We learn that Hurstwood's been so wrapped up in his affair with Carrie that he's pretty much been ignoring everything going on at home. Every morning he goes through the motions of having breakfast with Mrs. Hurstwood and the kids, but mostly buries his nose in the newspaper so he doesn't have to actually talk to any of them.
We jump back to a scene in the Hurstwood home that took place on the night of Hurstwood's latest theater outing with Drouet and Carrie (the one where they went to see that fake play "The Covenant"). Right before he leaves for the play, Mrs. Hurstwood tells him that she wants him to get them all season tickets to the horse races. She's never asked for season tickets before, but her rich friends are getting them and she wants to "exhibit" Jessica in the hopes of attracting a rich husband for her.
Hurstwood tells her they're not easy to get and they're insanely expensive, but she throws a tantrum and he gives in. He doesn't stick around for supper.
We return to the present as Hurstwood eats breakfast with his family. He's irritated because Jessica keeps dropping hints that she wants to go to Europe for the summer like her rich friends. He's further ticked that George Jr. went off to another town for a tennis match and didn't tell him. He feels out of the loop with his kids.
Hurstwood cheers himself up by thinking of Carrie. He contemplates the fact that Carrie has no clue that he's married and he's hopeful that she won't find out. They've become serious pen pals, writing to each other ever since the theater night. Hurstwood writes her a letter asking her to meet him in the park.
They meet up, and after exchanging a few pleasantries, Hurstwood cuts to the chase: he wants her to leave Drouet and come away with him.
She asks him where they'd go, and he asks her where she wants to go. She doesn't want to stay in Chicago because Drouet's there, but Hurstwood would have to give up his job if they left, so he tries to convince her Chicago is big enough for all of them.
And then she drops a bomb: "I shouldn't want to get married as long as [Drouet]'s here" (15.80), she tells him. Hurstwood panics at first, as the word bigamy flashes in his mind like a neon sign, but he can't help feeling happy that she feels so strongly about him.
Hurstwood gets a brilliant idea: he'll give Carrie a little test. He asks her what she would do if he came to her and told her that he had to go away and wasn't coming back. Would she go with him?
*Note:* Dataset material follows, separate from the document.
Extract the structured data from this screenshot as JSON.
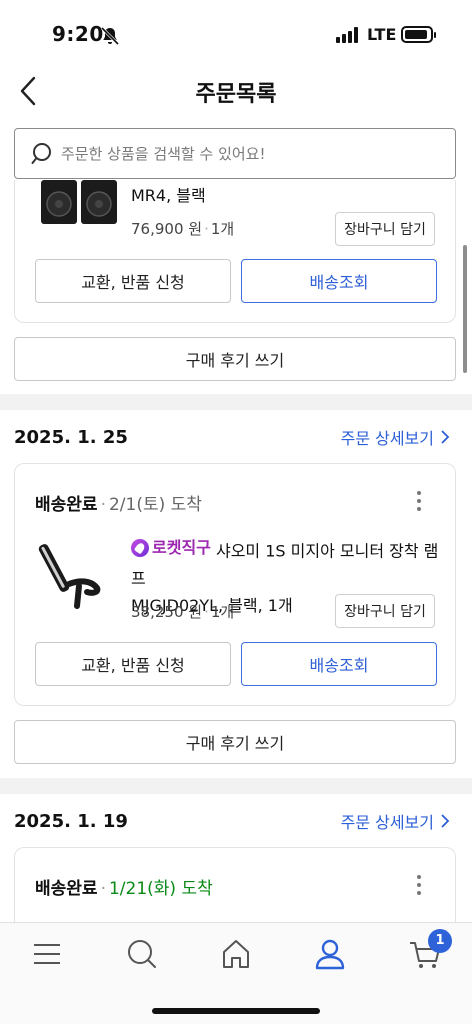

Duh—the answer is yes. He presses, asking if she would still go if they couldn't get married right away. She says that would be okay as long as they got married "as soon as we got to the other end of the journey." He plays it off like he's joking, telling her he'll come get her some evening, and she reinforces her sentiment that she will only stay with him if he marries her.